    Thankfully, EMV chips were developed and in effect raised the bar which set a new standard for card payment security. The EMV chip limits the amount of data shared during a transaction so that when you insert the card in the terminal, confidential account information is kept private. EMV-enabled and PCI compliant payment processing systems ensure that your customer’s data is safe from hackers and scammers.

    However, if paying with credit and debit cards isn’t an option for some of your customers, there is always contactless payment. The idea of transacting without having to hand over their cards is such a hit with consumers. If you haven't already upgraded your restaurant’s POS system to support contactless payments, then you better think about doing it—soon.

    How to Choose the Best Payment Processor for Your Restaurant

    If you think choosing a processor for your restaurant is a walk in the park, then you better brace yourself. Though there are many companies to choose from, remember that each of them has something different to bring to the table. Adding to the confusion is the varying rates and terms they offer, which you also need to weigh against each other.

    If your restaurant has an existing POS system, then the most logical move is to pick an acquirer that's compatible with your point-of-sale. It's good to have options, so don't just pick one and go with it. Consider at least three different companies and discuss them with fellow businesspeople or restauranteurs, if possible.

    Also, don’t forget that you can always consult Google or go online if there’s anything you need to know more about or don’t understand. Reviews and comments on social media platforms are a source of valuable insight when deliberating your choices.

    Improve Restaurant Performance with Enhanced POS and Payment Processing System

    It’s normal for a restaurant owner to have reservations about investing in card and digital payment processing systems. You can always opt to get paid in cash, after all. But, here's the thing; you are operating a business in an increasingly cashless society, therefore staying competitive means embracing advancements that can leverage the way you run and manage your restaurant.

    Despite the hefty initial costs, investing in an updated restaurant POS system and embracing smart payment features have benefits that go beyond merely enhancing your payment processing strategy.

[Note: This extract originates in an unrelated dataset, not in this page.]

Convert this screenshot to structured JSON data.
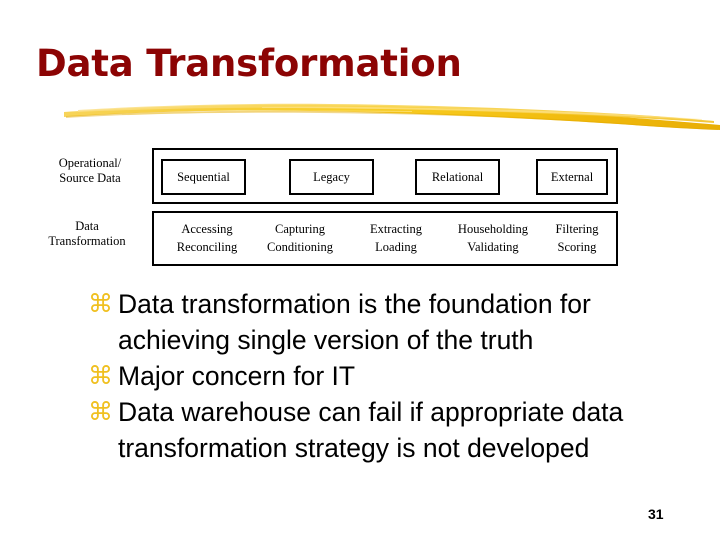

    These tools streamline processes so that business operations are faster, smoother, and more convenient for everyone involved. And in our opinion, anything that contributes to a great customer dining experience is a worthy investment.

    Kevin Brolan is the Director of Sales for Talus, a Dallas-based company that helps small to medium-sized enterprises in running their business more smoothly with reliable payment processing and merchant services. He has been in the merchant services industry for over a decade and oversees sales teams that work leads from various sources. He looks for the best and most efficient ways to meet projections, train sales professionals, and foster partnerships. In his free time, he enjoys trying to play golf and being wildly mediocre at woodworking.